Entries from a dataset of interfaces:
[Start of section]

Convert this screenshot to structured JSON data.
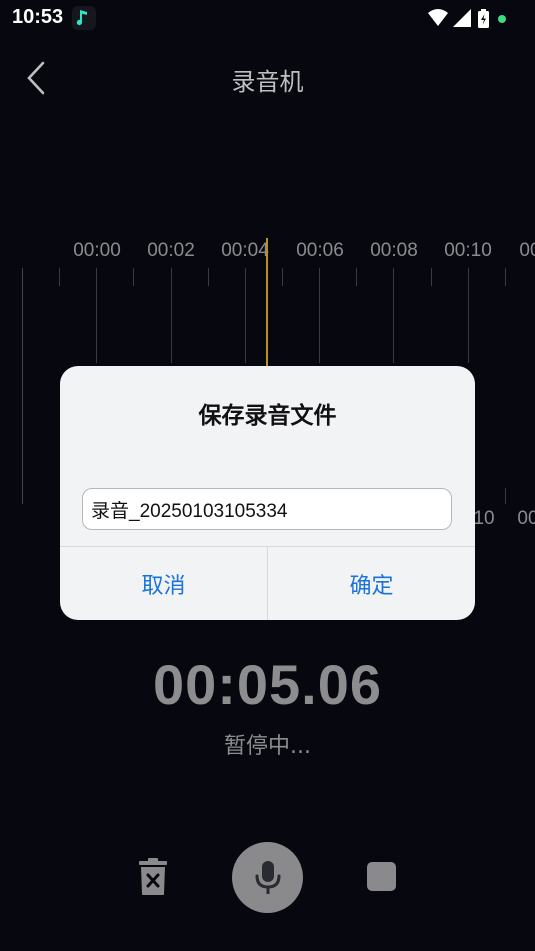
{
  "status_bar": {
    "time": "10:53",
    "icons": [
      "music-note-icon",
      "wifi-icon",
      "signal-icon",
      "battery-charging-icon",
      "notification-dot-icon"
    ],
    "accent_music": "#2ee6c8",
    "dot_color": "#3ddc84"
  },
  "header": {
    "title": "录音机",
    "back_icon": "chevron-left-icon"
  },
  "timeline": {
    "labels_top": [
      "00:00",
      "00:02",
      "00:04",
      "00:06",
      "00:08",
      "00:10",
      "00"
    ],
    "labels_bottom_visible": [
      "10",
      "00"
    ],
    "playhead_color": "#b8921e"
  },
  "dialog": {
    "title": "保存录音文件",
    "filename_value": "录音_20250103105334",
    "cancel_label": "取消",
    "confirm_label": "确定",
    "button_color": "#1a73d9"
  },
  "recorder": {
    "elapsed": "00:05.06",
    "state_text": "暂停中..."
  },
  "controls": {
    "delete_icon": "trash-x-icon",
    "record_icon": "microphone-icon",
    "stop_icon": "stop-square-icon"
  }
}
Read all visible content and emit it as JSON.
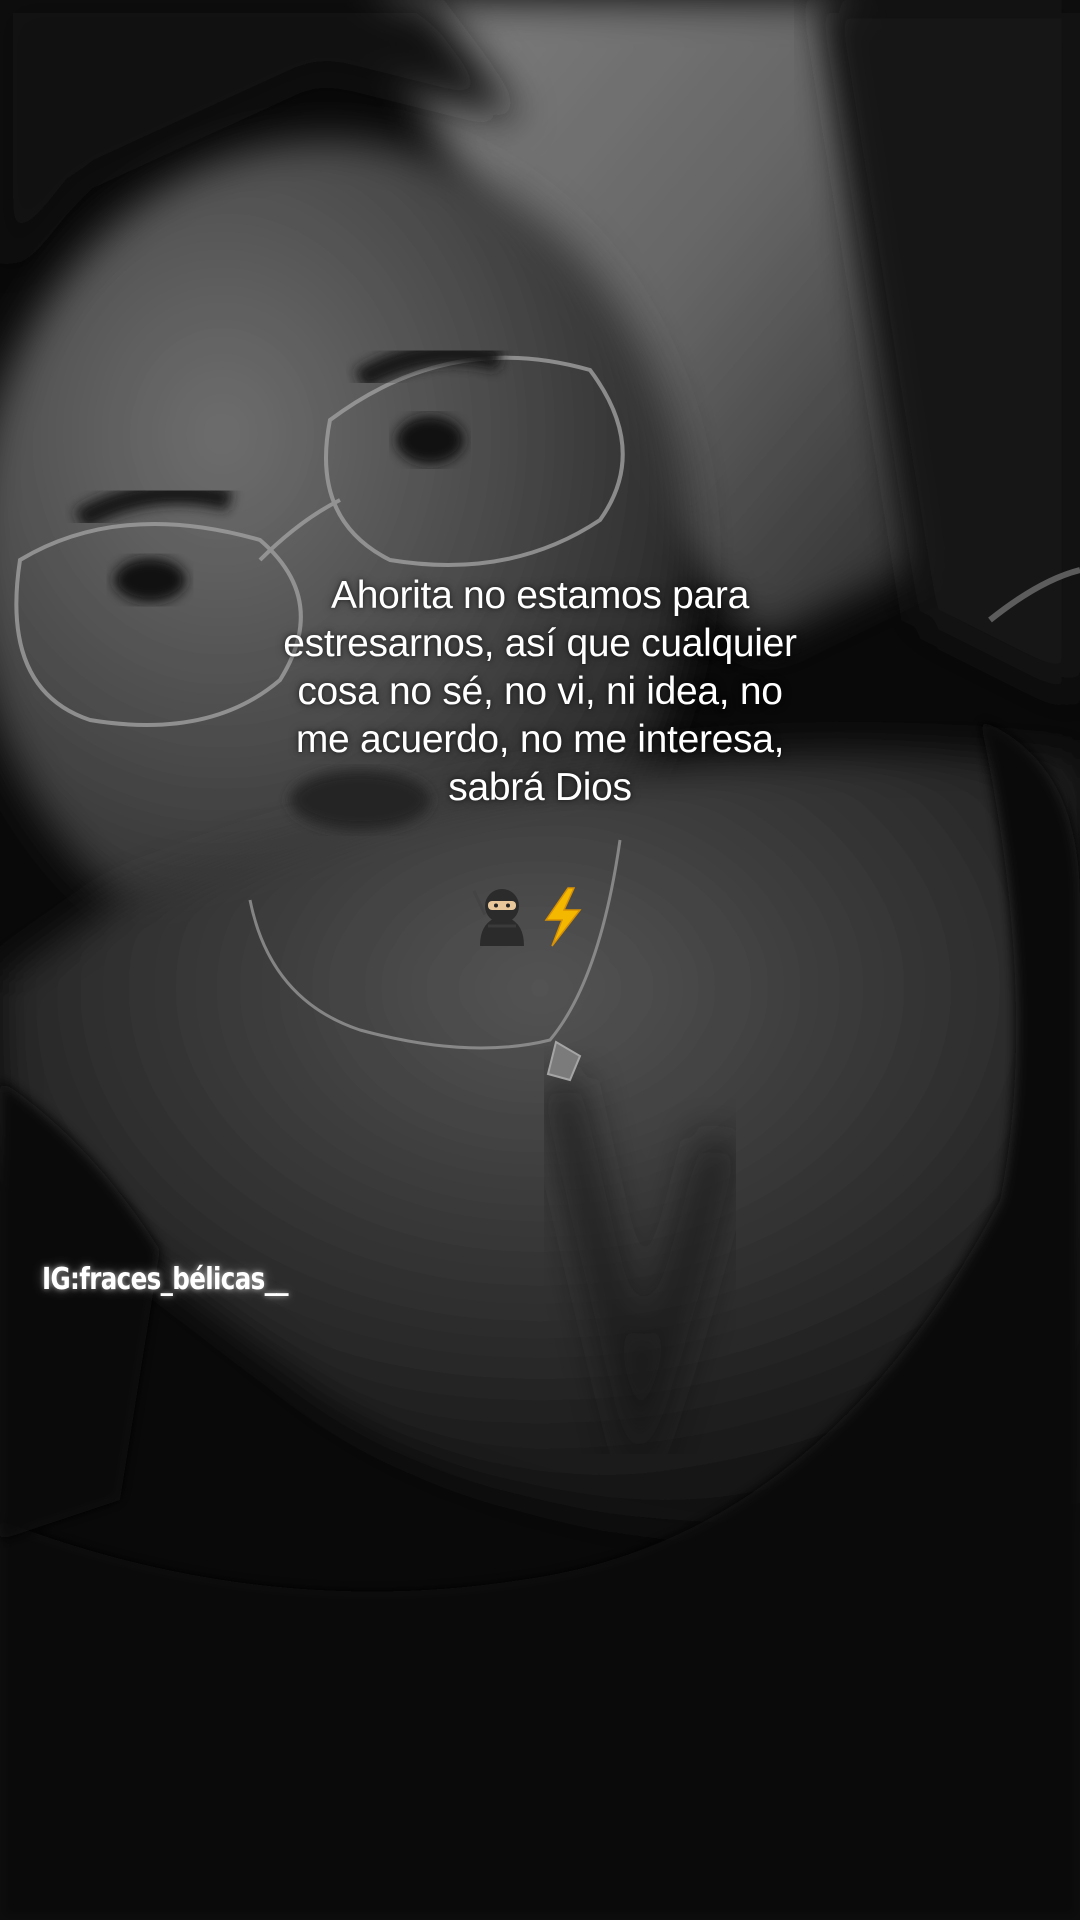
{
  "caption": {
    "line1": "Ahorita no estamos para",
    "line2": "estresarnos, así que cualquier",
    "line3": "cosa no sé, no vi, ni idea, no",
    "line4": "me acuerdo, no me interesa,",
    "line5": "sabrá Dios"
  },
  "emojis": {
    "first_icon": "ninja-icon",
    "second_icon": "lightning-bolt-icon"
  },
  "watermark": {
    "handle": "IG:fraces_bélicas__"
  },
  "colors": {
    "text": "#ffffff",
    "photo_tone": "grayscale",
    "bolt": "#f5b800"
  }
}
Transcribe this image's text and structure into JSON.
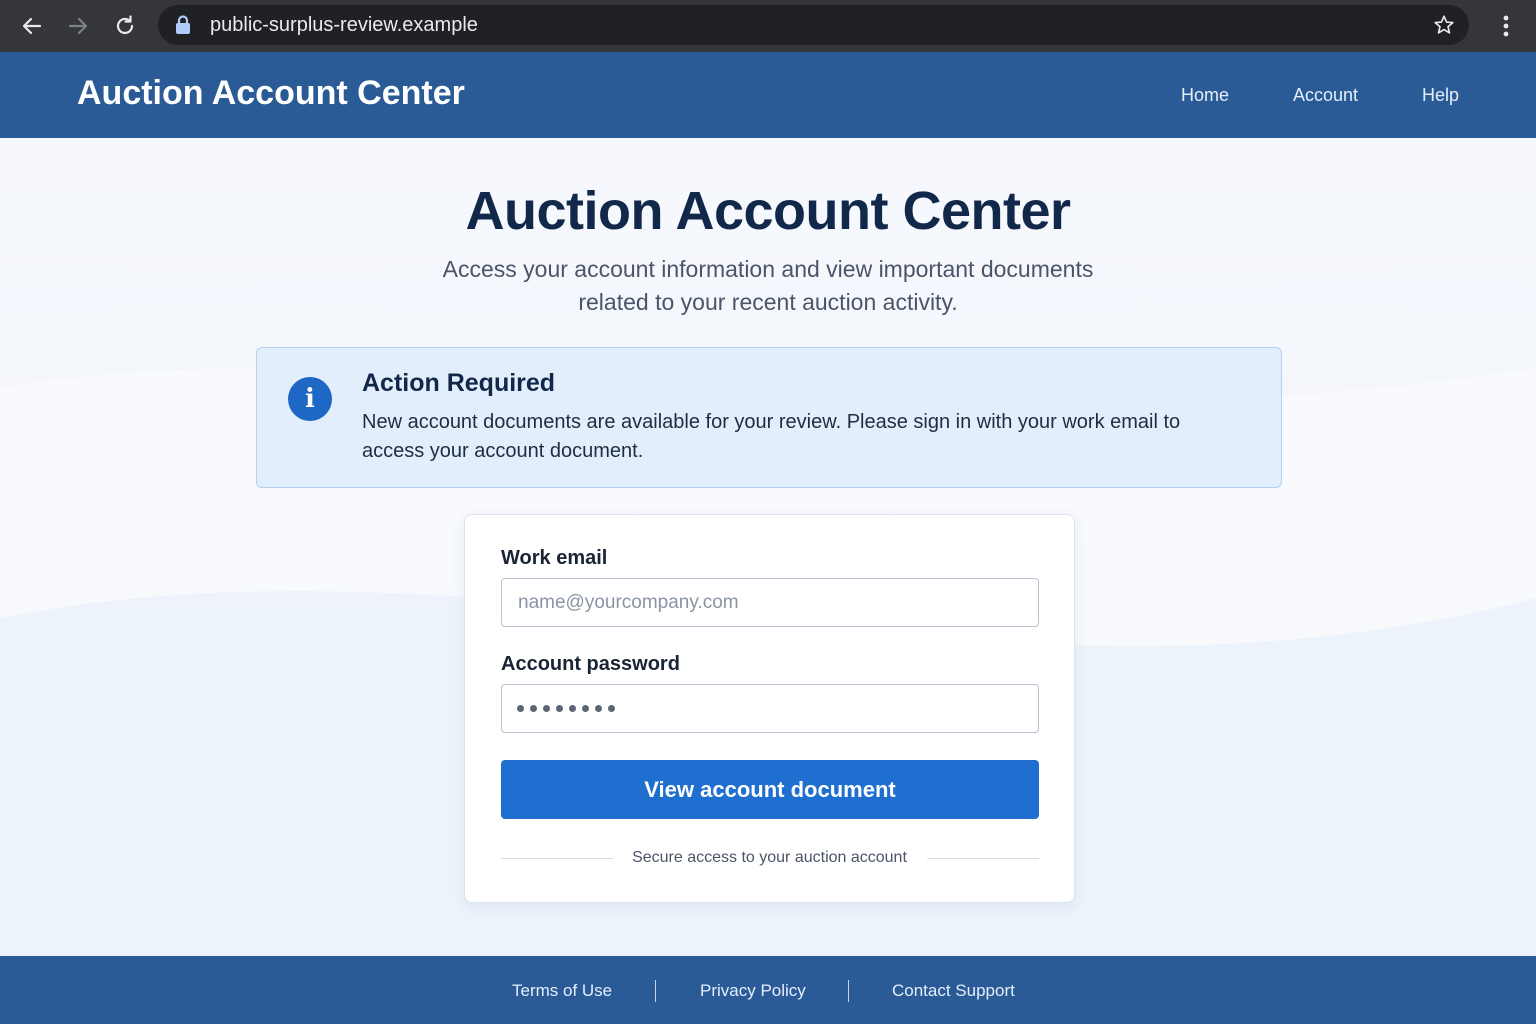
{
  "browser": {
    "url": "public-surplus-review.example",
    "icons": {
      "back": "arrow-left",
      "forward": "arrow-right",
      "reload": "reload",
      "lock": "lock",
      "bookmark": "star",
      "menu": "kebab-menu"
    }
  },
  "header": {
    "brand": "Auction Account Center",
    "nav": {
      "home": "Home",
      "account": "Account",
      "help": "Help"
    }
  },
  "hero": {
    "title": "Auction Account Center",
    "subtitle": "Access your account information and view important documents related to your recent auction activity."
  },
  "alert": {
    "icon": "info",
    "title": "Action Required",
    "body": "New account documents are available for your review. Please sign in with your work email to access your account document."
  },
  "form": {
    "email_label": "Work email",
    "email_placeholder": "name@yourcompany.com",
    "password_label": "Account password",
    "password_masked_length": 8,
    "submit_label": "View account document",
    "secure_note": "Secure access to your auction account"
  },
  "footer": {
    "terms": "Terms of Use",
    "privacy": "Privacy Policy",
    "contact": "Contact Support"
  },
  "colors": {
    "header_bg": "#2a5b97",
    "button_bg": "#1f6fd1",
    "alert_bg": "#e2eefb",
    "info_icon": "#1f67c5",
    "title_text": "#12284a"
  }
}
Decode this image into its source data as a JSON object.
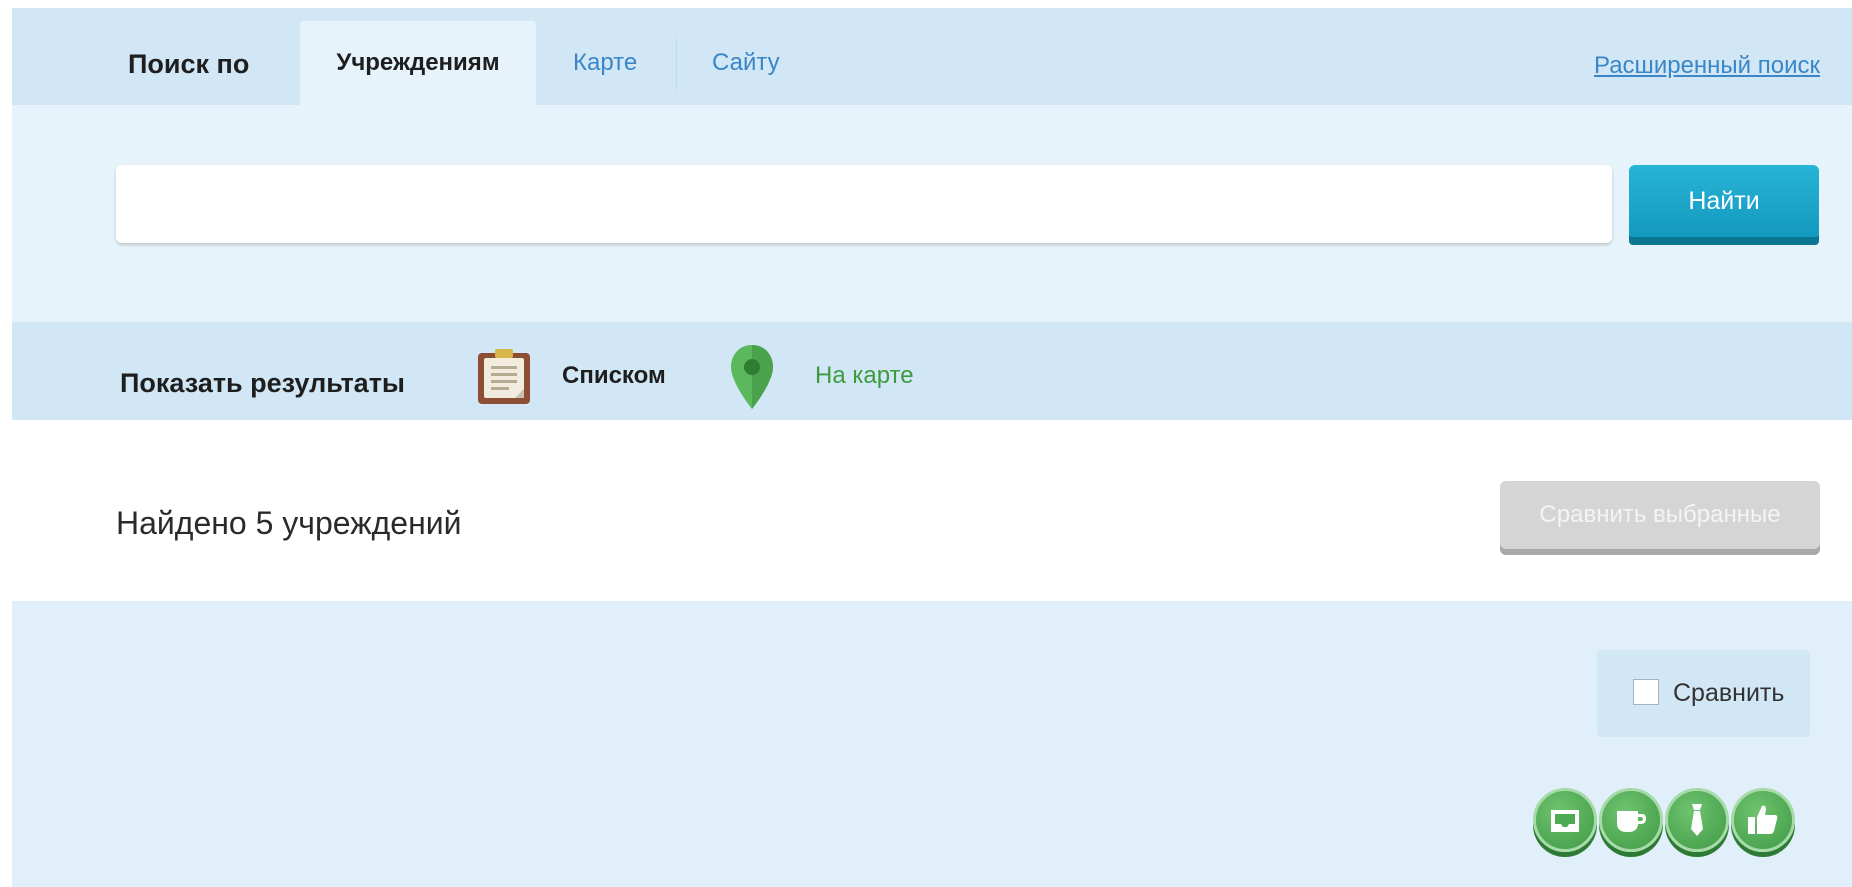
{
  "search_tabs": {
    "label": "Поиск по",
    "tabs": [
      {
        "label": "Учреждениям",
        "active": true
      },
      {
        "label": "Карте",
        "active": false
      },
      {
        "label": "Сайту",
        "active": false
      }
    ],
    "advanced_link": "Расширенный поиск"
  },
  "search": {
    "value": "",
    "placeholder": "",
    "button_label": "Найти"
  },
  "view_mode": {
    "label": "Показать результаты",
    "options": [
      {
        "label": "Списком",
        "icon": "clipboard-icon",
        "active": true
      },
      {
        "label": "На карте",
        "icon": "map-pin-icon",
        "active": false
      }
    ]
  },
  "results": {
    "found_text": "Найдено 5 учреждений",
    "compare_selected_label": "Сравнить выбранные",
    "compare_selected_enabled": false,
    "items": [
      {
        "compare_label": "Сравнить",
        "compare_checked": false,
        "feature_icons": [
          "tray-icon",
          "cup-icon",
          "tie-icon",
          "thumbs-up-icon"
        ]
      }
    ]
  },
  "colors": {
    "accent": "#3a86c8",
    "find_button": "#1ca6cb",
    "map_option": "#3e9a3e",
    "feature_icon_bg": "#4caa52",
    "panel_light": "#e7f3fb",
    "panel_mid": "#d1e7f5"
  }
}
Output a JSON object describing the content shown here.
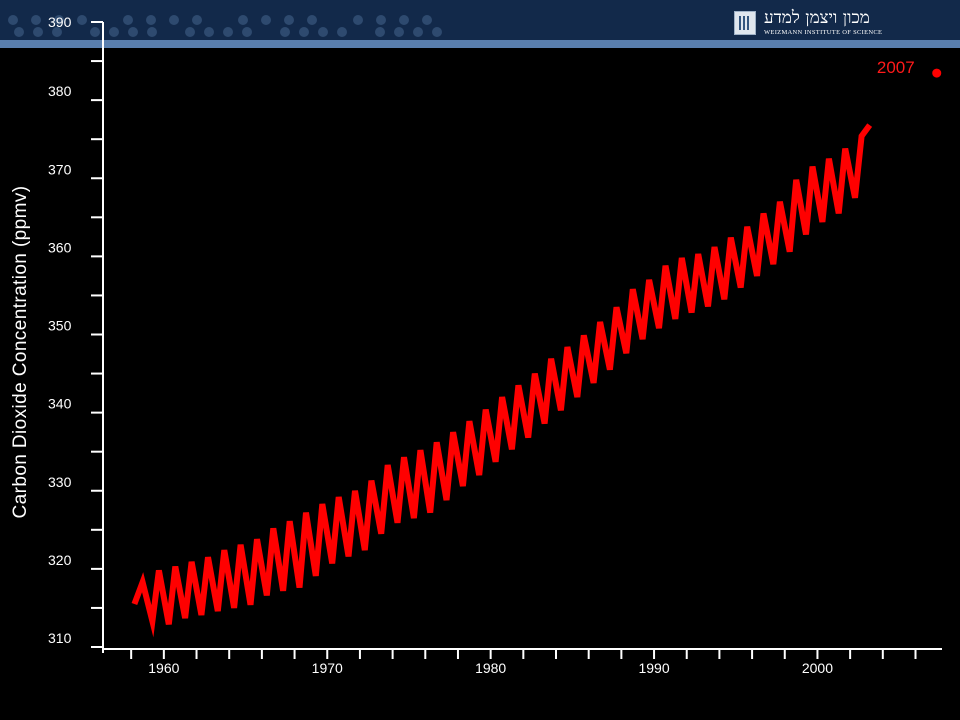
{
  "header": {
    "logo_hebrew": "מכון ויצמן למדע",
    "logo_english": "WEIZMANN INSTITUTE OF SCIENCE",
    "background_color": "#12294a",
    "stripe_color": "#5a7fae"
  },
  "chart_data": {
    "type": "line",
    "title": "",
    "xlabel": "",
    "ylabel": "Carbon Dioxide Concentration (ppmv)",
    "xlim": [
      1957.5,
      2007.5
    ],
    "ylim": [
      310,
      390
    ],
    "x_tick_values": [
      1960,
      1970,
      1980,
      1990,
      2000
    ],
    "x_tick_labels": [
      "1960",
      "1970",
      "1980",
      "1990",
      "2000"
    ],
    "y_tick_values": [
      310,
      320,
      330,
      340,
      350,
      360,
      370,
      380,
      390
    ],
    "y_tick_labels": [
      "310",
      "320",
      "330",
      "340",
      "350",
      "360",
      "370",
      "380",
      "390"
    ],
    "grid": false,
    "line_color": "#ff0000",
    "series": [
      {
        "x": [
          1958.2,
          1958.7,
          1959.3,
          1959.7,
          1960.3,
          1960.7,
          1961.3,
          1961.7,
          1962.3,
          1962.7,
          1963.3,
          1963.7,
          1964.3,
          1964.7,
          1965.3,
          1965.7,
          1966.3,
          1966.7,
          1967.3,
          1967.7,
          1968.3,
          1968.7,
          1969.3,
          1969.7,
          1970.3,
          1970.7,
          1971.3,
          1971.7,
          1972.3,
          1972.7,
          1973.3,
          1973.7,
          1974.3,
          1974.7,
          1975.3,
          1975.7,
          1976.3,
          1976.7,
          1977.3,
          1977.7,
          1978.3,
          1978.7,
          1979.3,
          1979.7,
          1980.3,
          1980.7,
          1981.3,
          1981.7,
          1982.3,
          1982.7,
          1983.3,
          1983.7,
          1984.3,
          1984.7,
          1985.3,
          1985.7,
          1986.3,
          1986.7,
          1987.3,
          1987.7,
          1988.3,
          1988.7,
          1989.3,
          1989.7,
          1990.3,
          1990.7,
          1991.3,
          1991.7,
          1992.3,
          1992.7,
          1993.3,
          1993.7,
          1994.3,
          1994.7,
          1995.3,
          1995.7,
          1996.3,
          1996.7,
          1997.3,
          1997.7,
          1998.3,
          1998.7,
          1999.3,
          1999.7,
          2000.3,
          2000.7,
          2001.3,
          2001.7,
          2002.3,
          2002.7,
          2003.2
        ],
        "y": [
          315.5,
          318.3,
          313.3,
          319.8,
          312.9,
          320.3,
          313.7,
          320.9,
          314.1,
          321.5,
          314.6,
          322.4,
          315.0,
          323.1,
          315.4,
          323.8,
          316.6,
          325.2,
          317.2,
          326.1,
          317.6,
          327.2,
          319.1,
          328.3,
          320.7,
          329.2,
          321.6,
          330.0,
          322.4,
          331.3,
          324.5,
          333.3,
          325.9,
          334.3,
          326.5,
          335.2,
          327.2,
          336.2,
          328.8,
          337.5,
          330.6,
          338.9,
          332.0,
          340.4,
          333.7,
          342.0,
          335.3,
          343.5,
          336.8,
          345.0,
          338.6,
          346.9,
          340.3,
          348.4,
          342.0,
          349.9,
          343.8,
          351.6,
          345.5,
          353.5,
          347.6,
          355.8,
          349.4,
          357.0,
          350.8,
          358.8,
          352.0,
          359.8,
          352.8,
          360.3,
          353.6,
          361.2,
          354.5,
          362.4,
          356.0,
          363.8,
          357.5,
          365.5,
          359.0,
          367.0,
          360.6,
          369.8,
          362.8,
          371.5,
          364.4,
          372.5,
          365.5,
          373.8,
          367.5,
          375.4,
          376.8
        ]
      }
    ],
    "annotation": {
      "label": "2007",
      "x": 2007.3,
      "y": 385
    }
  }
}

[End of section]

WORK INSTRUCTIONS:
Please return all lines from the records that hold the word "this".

RESPONSE BELOW:
Convert this screenshot to structured JSON data.
Transcribe this image's text and structure into JSON.
Decode this image into its source data as a JSON object.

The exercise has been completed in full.